I like this idea. I like the concept of being able to decide what is important to me, and to discern what kind of lifestyle God is calling me to. I came to college believing that I would be taught how to think, not what to think. The former is good discipleship on behalf of both the instructor and the student, the latter is merely indoctrination. And, as a student who feels like I either have to compromise my beliefs or transfer schools, I know I’d feel a lot more welcome if I was held to a set of beliefs I actually, you know, believed in.

Now that I think of it, why can’t I do this anyway? I have a lot of problems with the existing covenant, and I’d change it if I could. Here goes, friends: WtD’s Senior Year Covenant, or as I prefer to call it, Manifesto.

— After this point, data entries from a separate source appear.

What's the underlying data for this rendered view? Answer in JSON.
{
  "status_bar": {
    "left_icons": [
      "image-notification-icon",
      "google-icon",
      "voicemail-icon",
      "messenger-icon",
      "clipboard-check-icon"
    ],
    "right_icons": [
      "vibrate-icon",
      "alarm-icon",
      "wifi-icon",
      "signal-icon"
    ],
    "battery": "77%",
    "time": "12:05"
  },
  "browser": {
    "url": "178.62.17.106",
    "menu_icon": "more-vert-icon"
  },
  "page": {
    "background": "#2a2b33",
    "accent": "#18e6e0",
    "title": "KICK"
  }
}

1. I will seek to be in a loving relationship with my Creator in all arenas of my life. As a student, I will strive to hear the voice of God in my studies. As a sister, I will strive to lift up my siblings in Christ, to pray for them, to rejoice and to mourn with them, to encourage them and, when necessary, to reproach them. As a wife, I will strive to love my husband selflessly, to submit to him as Christ would and to lead him and instruct him when my gifting better suits me for it, and to grow closer to God with him. As a TA, I will strive to make my work a ministry, lifting up my younger siblings and helping them to succeed in their studies. As an image-bearer of God, I will strive to use my abilities as a musician, photographer, and writer to glorify and praise the Lord. In all things, I will seek to be who God created me to be.

2. I will work to do justice in the world around me. I will try to consume goods that are fair-trade, locally grown, and sustainably produced. I will do my best to keep my money and my time out of the hands of the corporations that are “too big to fail” and instead seek to invest it in my community. I will stand behind and work for the oppressed and the marginalized, including women, the poor, the GLBTQ community, ethnic minorities, and others as I feel God calling me. I aim to not be a hearer of the word only, but a doer. I will not simply preach Christ, but I will, whenever I can, be the hands and feet of Jesus in this world.

3. I will strive for peace. I will try earnestly to be filled with the peace that surpasses all understanding, and to not let my anger get the best of me. I will refrain from violence as much as I am able. I will seek to see the face of Jesus in every individual, regardless of if they know God or not. I will try to open my mind to beliefs wholly different from mine and to learn from my brothers and sisters of different convictions. I will try to open my arms to any who should come near.

4. I will seek to stand up for my beliefs. I will not allow myself to be silenced when I see injustice, and I will seek to dispel all fear in these situations and be filled with the courage of Christ, both in the face of my enemy and also, my community.

5. I will do my best to take care of myself. I will practice both spiritual and physical disciplines as I am able. I will eat as healthily as I can, stay active, and be aware of my body’s condition. I will try to be honest with myself and others about my mental and emotional state, and I will work to break down the facade I so often put up between me and the world. I will try to spend my time wisely, and to not waste the precious lot I have on this earth. I will strive to treat my body and mind as a dwelling place for the Holy Spirit.

6. I will seek to grow in my faith always, but to also remain like a child in the eyes of Jesus. I will strive to not be foolish in my thinking. I will look for joy and beauty in all of the created world, and to see God in it. I will seek to bless this earth and let it bless me, with my eyes fixed on the heavenly realm.

All of these I commit to, with the assistance of Christ, as my manifesto to the Lord and to the world around me. May God grant me the ability to dedicate myself to, and the humility to accept my inadequacy to always do so. In the name of Jesus, so go I.